_EXERCISE INPUT_
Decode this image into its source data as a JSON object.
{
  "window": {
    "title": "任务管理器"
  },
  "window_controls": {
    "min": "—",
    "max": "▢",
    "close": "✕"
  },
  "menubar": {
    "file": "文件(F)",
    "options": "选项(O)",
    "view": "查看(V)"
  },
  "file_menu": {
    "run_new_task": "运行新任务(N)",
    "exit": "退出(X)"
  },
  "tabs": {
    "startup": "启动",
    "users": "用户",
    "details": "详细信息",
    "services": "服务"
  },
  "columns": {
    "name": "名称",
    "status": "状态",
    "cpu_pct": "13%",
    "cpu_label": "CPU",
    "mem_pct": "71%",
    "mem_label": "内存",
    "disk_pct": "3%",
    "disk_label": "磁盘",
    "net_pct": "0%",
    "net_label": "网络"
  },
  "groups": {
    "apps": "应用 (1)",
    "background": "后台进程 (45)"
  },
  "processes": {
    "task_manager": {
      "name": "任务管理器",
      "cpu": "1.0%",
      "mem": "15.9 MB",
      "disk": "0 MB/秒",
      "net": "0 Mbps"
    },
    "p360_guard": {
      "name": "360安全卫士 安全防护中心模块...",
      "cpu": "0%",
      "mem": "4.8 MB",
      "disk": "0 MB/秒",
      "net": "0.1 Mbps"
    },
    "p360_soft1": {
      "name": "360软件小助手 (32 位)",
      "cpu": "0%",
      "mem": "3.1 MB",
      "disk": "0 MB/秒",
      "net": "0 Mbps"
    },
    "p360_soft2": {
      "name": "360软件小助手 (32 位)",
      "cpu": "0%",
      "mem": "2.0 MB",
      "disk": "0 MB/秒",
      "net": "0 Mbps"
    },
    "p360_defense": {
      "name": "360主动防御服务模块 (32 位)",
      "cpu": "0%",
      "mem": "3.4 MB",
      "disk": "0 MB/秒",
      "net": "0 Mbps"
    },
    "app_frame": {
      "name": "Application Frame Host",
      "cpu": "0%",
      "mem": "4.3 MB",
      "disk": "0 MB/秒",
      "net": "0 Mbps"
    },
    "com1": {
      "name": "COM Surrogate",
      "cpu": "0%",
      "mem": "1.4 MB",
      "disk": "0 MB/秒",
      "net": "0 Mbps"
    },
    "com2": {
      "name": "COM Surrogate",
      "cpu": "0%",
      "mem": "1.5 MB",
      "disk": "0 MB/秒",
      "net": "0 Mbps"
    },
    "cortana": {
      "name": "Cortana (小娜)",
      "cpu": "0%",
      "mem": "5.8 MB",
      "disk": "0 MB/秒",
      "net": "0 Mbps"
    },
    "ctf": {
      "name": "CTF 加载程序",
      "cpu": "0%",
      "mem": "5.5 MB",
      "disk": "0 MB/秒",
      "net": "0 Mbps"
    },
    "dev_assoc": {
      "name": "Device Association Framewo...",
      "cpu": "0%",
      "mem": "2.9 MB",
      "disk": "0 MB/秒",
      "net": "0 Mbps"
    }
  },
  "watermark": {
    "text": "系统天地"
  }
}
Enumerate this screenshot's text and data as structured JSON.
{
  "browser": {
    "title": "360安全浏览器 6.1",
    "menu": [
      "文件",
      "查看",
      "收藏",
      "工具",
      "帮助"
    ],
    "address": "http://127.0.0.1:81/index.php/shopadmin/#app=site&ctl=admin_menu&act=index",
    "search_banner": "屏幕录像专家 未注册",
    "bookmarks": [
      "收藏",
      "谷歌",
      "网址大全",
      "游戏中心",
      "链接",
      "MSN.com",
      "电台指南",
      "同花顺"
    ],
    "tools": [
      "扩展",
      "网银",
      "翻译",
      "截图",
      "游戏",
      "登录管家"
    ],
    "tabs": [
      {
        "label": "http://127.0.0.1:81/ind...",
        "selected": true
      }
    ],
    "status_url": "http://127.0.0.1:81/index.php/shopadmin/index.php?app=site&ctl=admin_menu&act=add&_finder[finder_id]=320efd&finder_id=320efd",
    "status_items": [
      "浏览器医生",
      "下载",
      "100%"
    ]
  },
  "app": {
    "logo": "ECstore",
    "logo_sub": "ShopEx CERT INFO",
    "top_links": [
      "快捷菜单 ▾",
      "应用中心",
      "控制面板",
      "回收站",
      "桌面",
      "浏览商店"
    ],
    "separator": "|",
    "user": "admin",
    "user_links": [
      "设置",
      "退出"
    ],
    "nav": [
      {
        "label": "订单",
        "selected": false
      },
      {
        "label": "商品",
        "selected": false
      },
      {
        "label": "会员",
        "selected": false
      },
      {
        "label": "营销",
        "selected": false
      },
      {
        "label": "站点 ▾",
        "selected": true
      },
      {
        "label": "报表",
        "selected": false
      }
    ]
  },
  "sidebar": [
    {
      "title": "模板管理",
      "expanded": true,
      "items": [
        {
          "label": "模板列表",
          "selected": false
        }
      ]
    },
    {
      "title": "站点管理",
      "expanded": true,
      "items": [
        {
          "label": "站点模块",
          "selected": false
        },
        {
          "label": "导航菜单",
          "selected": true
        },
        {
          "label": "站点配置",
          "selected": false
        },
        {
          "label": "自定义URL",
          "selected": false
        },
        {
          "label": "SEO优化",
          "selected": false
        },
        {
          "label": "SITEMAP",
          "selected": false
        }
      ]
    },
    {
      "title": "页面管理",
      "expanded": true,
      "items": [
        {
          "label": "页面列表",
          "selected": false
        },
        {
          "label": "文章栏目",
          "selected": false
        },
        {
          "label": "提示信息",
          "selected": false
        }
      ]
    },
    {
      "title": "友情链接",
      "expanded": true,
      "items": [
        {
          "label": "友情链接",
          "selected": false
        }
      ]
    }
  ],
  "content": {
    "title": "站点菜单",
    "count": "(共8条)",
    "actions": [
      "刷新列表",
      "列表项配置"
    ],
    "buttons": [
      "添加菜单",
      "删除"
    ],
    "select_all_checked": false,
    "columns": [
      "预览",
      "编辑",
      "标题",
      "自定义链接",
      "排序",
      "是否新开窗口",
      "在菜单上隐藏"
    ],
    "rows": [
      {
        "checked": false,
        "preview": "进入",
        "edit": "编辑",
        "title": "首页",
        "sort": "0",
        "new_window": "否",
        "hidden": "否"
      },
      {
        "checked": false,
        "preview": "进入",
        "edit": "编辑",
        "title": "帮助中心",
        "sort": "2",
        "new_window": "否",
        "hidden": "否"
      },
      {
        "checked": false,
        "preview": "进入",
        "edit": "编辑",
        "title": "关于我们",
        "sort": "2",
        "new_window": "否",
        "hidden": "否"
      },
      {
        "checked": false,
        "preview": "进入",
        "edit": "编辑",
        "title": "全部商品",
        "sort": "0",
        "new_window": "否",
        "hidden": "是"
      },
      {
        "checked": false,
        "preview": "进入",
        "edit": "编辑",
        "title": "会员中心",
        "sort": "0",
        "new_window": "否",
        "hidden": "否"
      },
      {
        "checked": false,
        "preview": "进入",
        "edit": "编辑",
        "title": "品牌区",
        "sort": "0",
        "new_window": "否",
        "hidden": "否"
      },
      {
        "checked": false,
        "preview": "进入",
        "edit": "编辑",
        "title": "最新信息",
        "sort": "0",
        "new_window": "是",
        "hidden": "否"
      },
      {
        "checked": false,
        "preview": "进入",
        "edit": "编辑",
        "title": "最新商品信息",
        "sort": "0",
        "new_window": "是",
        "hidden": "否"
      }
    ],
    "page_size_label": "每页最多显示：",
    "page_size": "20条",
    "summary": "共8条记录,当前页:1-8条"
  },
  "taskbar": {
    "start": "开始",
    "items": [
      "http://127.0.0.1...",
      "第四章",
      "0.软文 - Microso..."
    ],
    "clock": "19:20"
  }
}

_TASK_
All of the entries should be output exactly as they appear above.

_OUTPUT BELOW_
Decode this image into its source data as a JSON object.
{
  "window": {
    "title": "任务管理器"
  },
  "window_controls": {
    "min": "—",
    "max": "▢",
    "close": "✕"
  },
  "menubar": {
    "file": "文件(F)",
    "options": "选项(O)",
    "view": "查看(V)"
  },
  "file_menu": {
    "run_new_task": "运行新任务(N)",
    "exit": "退出(X)"
  },
  "tabs": {
    "startup": "启动",
    "users": "用户",
    "details": "详细信息",
    "services": "服务"
  },
  "columns": {
    "name": "名称",
    "status": "状态",
    "cpu_pct": "13%",
    "cpu_label": "CPU",
    "mem_pct": "71%",
    "mem_label": "内存",
    "disk_pct": "3%",
    "disk_label": "磁盘",
    "net_pct": "0%",
    "net_label": "网络"
  },
  "groups": {
    "apps": "应用 (1)",
    "background": "后台进程 (45)"
  },
  "processes": {
    "task_manager": {
      "name": "任务管理器",
      "cpu": "1.0%",
      "mem": "15.9 MB",
      "disk": "0 MB/秒",
      "net": "0 Mbps"
    },
    "p360_guard": {
      "name": "360安全卫士 安全防护中心模块...",
      "cpu": "0%",
      "mem": "4.8 MB",
      "disk": "0 MB/秒",
      "net": "0.1 Mbps"
    },
    "p360_soft1": {
      "name": "360软件小助手 (32 位)",
      "cpu": "0%",
      "mem": "3.1 MB",
      "disk": "0 MB/秒",
      "net": "0 Mbps"
    },
    "p360_soft2": {
      "name": "360软件小助手 (32 位)",
      "cpu": "0%",
      "mem": "2.0 MB",
      "disk": "0 MB/秒",
      "net": "0 Mbps"
    },
    "p360_defense": {
      "name": "360主动防御服务模块 (32 位)",
      "cpu": "0%",
      "mem": "3.4 MB",
      "disk": "0 MB/秒",
      "net": "0 Mbps"
    },
    "app_frame": {
      "name": "Application Frame Host",
      "cpu": "0%",
      "mem": "4.3 MB",
      "disk": "0 MB/秒",
      "net": "0 Mbps"
    },
    "com1": {
      "name": "COM Surrogate",
      "cpu": "0%",
      "mem": "1.4 MB",
      "disk": "0 MB/秒",
      "net": "0 Mbps"
    },
    "com2": {
      "name": "COM Surrogate",
      "cpu": "0%",
      "mem": "1.5 MB",
      "disk": "0 MB/秒",
      "net": "0 Mbps"
    },
    "cortana": {
      "name": "Cortana (小娜)",
      "cpu": "0%",
      "mem": "5.8 MB",
      "disk": "0 MB/秒",
      "net": "0 Mbps"
    },
    "ctf": {
      "name": "CTF 加载程序",
      "cpu": "0%",
      "mem": "5.5 MB",
      "disk": "0 MB/秒",
      "net": "0 Mbps"
    },
    "dev_assoc": {
      "name": "Device Association Framewo...",
      "cpu": "0%",
      "mem": "2.9 MB",
      "disk": "0 MB/秒",
      "net": "0 Mbps"
    }
  },
  "watermark": {
    "text": "系统天地"
  }
}
Enumerate this screenshot's text and data as structured JSON.
{
  "browser": {
    "title": "360安全浏览器 6.1",
    "menu": [
      "文件",
      "查看",
      "收藏",
      "工具",
      "帮助"
    ],
    "address": "http://127.0.0.1:81/index.php/shopadmin/#app=site&ctl=admin_menu&act=index",
    "search_banner": "屏幕录像专家 未注册",
    "bookmarks": [
      "收藏",
      "谷歌",
      "网址大全",
      "游戏中心",
      "链接",
      "MSN.com",
      "电台指南",
      "同花顺"
    ],
    "tools": [
      "扩展",
      "网银",
      "翻译",
      "截图",
      "游戏",
      "登录管家"
    ],
    "tabs": [
      {
        "label": "http://127.0.0.1:81/ind...",
        "selected": true
      }
    ],
    "status_url": "http://127.0.0.1:81/index.php/shopadmin/index.php?app=site&ctl=admin_menu&act=add&_finder[finder_id]=320efd&finder_id=320efd",
    "status_items": [
      "浏览器医生",
      "下载",
      "100%"
    ]
  },
  "app": {
    "logo": "ECstore",
    "logo_sub": "ShopEx CERT INFO",
    "top_links": [
      "快捷菜单 ▾",
      "应用中心",
      "控制面板",
      "回收站",
      "桌面",
      "浏览商店"
    ],
    "separator": "|",
    "user": "admin",
    "user_links": [
      "设置",
      "退出"
    ],
    "nav": [
      {
        "label": "订单",
        "selected": false
      },
      {
        "label": "商品",
        "selected": false
      },
      {
        "label": "会员",
        "selected": false
      },
      {
        "label": "营销",
        "selected": false
      },
      {
        "label": "站点 ▾",
        "selected": true
      },
      {
        "label": "报表",
        "selected": false
      }
    ]
  },
  "sidebar": [
    {
      "title": "模板管理",
      "expanded": true,
      "items": [
        {
          "label": "模板列表",
          "selected": false
        }
      ]
    },
    {
      "title": "站点管理",
      "expanded": true,
      "items": [
        {
          "label": "站点模块",
          "selected": false
        },
        {
          "label": "导航菜单",
          "selected": true
        },
        {
          "label": "站点配置",
          "selected": false
        },
        {
          "label": "自定义URL",
          "selected": false
        },
        {
          "label": "SEO优化",
          "selected": false
        },
        {
          "label": "SITEMAP",
          "selected": false
        }
      ]
    },
    {
      "title": "页面管理",
      "expanded": true,
      "items": [
        {
          "label": "页面列表",
          "selected": false
        },
        {
          "label": "文章栏目",
          "selected": false
        },
        {
          "label": "提示信息",
          "selected": false
        }
      ]
    },
    {
      "title": "友情链接",
      "expanded": true,
      "items": [
        {
          "label": "友情链接",
          "selected": false
        }
      ]
    }
  ],
  "content": {
    "title": "站点菜单",
    "count": "(共8条)",
    "actions": [
      "刷新列表",
      "列表项配置"
    ],
    "buttons": [
      "添加菜单",
      "删除"
    ],
    "select_all_checked": false,
    "columns": [
      "预览",
      "编辑",
      "标题",
      "自定义链接",
      "排序",
      "是否新开窗口",
      "在菜单上隐藏"
    ],
    "rows": [
      {
        "checked": false,
        "preview": "进入",
        "edit": "编辑",
        "title": "首页",
        "sort": "0",
        "new_window": "否",
        "hidden": "否"
      },
      {
        "checked": false,
        "preview": "进入",
        "edit": "编辑",
        "title": "帮助中心",
        "sort": "2",
        "new_window": "否",
        "hidden": "否"
      },
      {
        "checked": false,
        "preview": "进入",
        "edit": "编辑",
        "title": "关于我们",
        "sort": "2",
        "new_window": "否",
        "hidden": "否"
      },
      {
        "checked": false,
        "preview": "进入",
        "edit": "编辑",
        "title": "全部商品",
        "sort": "0",
        "new_window": "否",
        "hidden": "是"
      },
      {
        "checked": false,
        "preview": "进入",
        "edit": "编辑",
        "title": "会员中心",
        "sort": "0",
        "new_window": "否",
        "hidden": "否"
      },
      {
        "checked": false,
        "preview": "进入",
        "edit": "编辑",
        "title": "品牌区",
        "sort": "0",
        "new_window": "否",
        "hidden": "否"
      },
      {
        "checked": false,
        "preview": "进入",
        "edit": "编辑",
        "title": "最新信息",
        "sort": "0",
        "new_window": "是",
        "hidden": "否"
      },
      {
        "checked": false,
        "preview": "进入",
        "edit": "编辑",
        "title": "最新商品信息",
        "sort": "0",
        "new_window": "是",
        "hidden": "否"
      }
    ],
    "page_size_label": "每页最多显示：",
    "page_size": "20条",
    "summary": "共8条记录,当前页:1-8条"
  },
  "taskbar": {
    "start": "开始",
    "items": [
      "http://127.0.0.1...",
      "第四章",
      "0.软文 - Microso..."
    ],
    "clock": "19:20"
  }
}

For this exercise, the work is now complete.